Throughout the main chapters, Lolli's methodology is primarily lexical - firmly in the tradition of L'Huillier. [1] This focus on vocabulary - for example, Carausius as 'pirate', Maxentius and Magnus Maximus as 'tyrants', each with associated negative qualities such as monstrousness, lust, physical debility, uncertain parentage, lack of respect, greed, cruelty, rage - serves too as a useful counterpoint to Seager [2] and Mause. [3] Where Seager plotted the virtues of the Emperor-addressees in the corpus, and Mause adopted a similar brief but across a wider range of Latin literature, Lolli plots the vices of their rivals. The book clearly demonstrates that the Panegyrici Latini, the largest collection of classical Latin oratory other than Cicero's, actually contains a very considerable amount of invective material - in the service of the immediate panegyrical agenda, of course. For example, Constantine and Theodosius do very well out of the binary ethical models that generate ferocious condemnation of Maxentius in the speech of 313, and of Magnus Maximus in the speech of 389, respectively. Lolli adds new depth to a short and important article by Lassandro [4], to show how demonisation of political rivals effects plenty of the heavy lifting needed in epideictic of the time; this rhetoric does not appear in the recommendations of Menander Rhetor's Basilikos Logos but, as Lolli demonstrates, was a regular and primary coloured feature of Latin panegyrics.

It is useful to have damning lexical-ethical material such as pirata, tyrannus, pestis, latrocinium, crudelitas, furor etc. identified, collected and discussed in one place, and Lolli is a snappy and reliable observer; I expect scholars and students of the Panegyrici Latini will read and cite the book as authoritative within its own limited ambitions. But big picture questions, such as the independence of orators, their literary daring or the reliability of their speeches, are not broached here.
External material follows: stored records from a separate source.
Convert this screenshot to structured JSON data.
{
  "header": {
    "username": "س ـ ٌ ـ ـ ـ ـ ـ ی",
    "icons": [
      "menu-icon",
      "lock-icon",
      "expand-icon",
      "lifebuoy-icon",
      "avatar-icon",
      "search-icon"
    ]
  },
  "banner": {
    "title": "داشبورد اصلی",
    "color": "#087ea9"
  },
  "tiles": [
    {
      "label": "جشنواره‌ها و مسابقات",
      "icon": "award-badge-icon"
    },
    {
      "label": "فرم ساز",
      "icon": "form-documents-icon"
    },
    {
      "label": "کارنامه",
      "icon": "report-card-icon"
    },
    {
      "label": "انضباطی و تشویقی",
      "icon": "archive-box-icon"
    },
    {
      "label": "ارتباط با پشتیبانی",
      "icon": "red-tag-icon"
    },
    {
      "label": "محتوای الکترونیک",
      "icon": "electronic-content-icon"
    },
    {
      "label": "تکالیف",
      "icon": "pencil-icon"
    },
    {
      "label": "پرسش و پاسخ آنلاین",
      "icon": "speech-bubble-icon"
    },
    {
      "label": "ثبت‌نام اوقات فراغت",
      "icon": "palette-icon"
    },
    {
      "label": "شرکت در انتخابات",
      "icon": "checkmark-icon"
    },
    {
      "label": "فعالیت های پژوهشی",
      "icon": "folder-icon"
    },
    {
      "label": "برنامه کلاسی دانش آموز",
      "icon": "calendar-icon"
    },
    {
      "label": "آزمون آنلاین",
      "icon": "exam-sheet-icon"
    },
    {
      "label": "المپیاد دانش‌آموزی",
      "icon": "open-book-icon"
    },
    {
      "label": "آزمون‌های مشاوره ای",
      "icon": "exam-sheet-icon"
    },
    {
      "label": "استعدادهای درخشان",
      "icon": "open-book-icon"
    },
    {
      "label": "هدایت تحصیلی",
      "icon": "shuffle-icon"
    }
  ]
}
And even within the narrower scale of ambition in the book, there lurks sense of claustrophobia or myopia, as if it is in splendid isolation from a good deal of recent work by others. Ware's recent commentary on the speech of 310 perhaps appeared too late to be taken into account [5], but engagement with Maranesi on the rhetorical construction of power [6], several of the chapters in Burgersdijk and Ross [7], or in Omissi and Ross [8] and, most significantly, the 2018 monograph by Omissi [9] on precisely the intriguing culture of panegyrics as the earliest responses we have to imperial regime change would have helped to locate this book in contemporary revisions of oratory as a dynamic and flexible medium of political communication.


[1] M.-C. L'Huillier: L'Empire des mots. Orateurs gaulois et empereurs romains. 3e et 4e Siècles, Paris 1992.
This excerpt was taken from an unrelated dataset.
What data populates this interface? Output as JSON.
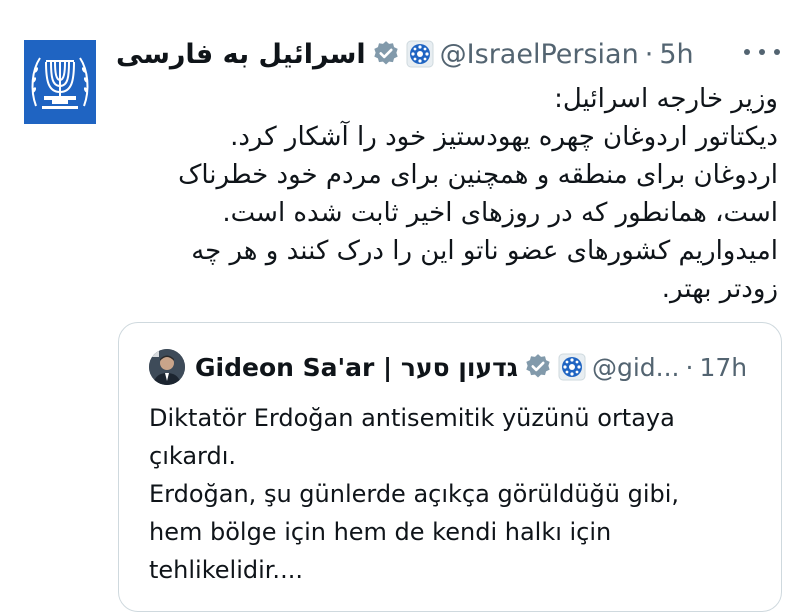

[2] R. Seager: Some Imperial Virtues in the Latin Prose Panegyrics. The Demands of Propaganda and the Dynamics of Literary Composition, in: PLLS 4 (1984), 129-65.

[3] M. Mause: Die Darstellung des Kaisers in der Lateinischen Panegyrik, Stuttgart 1994.

[4] D. Lassandro: La demonizzazione del nemico politico nei Panegyrici Latini, in: CISA 7 (1981), 237-249.

[5] C. Ware: A Literary Commentary on Panegyrici Latini VI (7), Cambridge 2021.

[6] A. Maranesi: Vincere la Memoria, Costruire il Potere, Costantino, i retori, la lode dell' autorità e l'autorità della lode, Milan 2016.

[7] D. P. W. Burgersdijk / A. J. Ross (eds.): Imagining Emperors in the Later Roman Empire (= Cultural Interactions in the Mediterranean; 1), Leiden 2018.

[8] A. Omissi / A. J. Ross (eds.): Imperial Panegyric from Diocletian to Honorius, Liverpool 2020.

[9] A. Omissi: Emperors and Usurpers in the Later Roman Empire. Civil War, Panegyric and the Construction of Legitimacy, Oxford 2018.

Roger Rees